[Opening EXCERPTED RECORDS section]

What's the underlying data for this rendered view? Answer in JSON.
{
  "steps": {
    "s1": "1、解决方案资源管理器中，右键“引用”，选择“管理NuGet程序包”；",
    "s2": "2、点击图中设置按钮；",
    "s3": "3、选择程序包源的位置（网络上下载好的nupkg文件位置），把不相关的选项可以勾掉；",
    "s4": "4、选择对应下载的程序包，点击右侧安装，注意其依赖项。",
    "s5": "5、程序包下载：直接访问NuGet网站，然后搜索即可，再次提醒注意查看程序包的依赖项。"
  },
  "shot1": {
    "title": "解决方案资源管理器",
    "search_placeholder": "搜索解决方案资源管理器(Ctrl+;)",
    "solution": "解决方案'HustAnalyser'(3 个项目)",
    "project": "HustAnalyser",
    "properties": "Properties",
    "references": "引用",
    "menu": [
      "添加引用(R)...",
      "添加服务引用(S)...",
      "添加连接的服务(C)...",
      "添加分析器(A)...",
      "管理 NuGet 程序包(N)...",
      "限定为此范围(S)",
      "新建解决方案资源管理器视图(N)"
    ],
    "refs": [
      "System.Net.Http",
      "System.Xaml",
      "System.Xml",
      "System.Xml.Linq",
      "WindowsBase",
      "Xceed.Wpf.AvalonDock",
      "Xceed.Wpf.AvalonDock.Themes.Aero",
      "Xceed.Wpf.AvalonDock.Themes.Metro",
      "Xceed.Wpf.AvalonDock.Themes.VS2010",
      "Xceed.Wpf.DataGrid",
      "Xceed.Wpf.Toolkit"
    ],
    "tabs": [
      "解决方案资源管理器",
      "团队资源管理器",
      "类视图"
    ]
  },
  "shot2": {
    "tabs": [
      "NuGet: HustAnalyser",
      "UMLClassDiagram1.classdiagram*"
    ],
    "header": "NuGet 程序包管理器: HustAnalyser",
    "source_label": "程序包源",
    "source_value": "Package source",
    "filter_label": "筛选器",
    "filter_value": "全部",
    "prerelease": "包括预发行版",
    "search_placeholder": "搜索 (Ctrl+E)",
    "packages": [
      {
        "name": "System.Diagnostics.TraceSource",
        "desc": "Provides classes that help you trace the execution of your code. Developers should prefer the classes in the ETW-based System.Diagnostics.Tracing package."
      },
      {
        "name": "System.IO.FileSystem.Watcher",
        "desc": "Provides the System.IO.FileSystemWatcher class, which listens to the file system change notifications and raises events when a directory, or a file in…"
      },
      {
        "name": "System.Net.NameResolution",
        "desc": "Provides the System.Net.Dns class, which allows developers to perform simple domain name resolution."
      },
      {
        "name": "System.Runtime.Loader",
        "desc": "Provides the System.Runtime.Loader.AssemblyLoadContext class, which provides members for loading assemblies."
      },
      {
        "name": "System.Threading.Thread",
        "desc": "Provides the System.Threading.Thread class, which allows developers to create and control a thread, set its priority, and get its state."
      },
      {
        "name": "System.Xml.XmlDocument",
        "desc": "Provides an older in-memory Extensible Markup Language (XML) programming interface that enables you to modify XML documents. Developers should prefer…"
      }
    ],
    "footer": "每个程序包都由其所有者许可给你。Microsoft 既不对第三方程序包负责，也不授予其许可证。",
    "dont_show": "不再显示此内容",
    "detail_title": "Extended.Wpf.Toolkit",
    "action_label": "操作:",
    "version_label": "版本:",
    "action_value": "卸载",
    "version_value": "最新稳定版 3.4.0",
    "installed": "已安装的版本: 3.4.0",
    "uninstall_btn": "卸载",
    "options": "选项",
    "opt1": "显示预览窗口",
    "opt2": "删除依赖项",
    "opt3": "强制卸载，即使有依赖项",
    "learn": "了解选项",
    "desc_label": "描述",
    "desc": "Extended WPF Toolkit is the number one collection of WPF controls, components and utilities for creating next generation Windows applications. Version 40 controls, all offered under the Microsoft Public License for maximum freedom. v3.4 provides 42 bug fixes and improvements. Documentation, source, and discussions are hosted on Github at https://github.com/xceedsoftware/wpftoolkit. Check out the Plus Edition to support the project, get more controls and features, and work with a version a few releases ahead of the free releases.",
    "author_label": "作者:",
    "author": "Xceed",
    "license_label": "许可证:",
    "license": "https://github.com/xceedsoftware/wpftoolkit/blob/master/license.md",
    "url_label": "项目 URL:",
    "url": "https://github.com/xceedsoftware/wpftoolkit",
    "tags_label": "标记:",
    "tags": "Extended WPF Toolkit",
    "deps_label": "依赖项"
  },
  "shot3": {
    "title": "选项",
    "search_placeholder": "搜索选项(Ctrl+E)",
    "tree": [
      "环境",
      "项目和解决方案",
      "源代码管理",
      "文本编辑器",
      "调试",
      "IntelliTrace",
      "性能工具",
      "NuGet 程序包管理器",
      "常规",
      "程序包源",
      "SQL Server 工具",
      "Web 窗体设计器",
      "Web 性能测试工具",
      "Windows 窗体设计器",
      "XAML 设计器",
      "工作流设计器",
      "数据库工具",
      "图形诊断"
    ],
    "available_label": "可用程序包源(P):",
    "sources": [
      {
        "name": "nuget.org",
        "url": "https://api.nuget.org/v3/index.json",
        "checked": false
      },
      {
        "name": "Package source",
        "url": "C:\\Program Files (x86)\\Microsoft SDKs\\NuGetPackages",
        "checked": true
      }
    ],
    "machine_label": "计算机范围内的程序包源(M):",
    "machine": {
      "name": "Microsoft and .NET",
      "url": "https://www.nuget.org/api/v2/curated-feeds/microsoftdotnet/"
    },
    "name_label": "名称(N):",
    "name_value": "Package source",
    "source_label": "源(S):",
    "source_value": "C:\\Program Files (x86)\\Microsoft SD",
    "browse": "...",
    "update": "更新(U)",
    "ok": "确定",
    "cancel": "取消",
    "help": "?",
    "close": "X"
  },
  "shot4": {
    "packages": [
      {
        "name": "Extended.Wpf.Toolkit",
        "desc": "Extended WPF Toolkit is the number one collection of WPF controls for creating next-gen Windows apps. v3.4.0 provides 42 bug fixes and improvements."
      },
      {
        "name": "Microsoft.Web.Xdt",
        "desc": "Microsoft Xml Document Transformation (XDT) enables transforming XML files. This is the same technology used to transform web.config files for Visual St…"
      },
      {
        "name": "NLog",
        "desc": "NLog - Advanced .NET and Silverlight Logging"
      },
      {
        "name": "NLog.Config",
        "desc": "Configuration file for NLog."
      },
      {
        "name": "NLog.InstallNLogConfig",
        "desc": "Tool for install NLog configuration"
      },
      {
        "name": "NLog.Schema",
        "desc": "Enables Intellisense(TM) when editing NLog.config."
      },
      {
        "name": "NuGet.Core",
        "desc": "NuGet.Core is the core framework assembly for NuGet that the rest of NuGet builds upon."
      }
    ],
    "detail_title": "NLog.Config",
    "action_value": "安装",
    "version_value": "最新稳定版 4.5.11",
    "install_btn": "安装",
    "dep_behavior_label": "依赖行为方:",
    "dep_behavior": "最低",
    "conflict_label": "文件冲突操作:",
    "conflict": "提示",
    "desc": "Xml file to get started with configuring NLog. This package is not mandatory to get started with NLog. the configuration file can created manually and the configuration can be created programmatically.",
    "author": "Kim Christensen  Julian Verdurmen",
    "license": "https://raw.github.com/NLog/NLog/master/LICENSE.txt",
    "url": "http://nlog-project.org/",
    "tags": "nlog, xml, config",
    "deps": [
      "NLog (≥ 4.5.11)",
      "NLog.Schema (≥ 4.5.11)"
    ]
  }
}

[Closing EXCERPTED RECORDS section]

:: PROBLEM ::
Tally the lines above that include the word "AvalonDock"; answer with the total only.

:: WRITTEN RESPONSE ::
4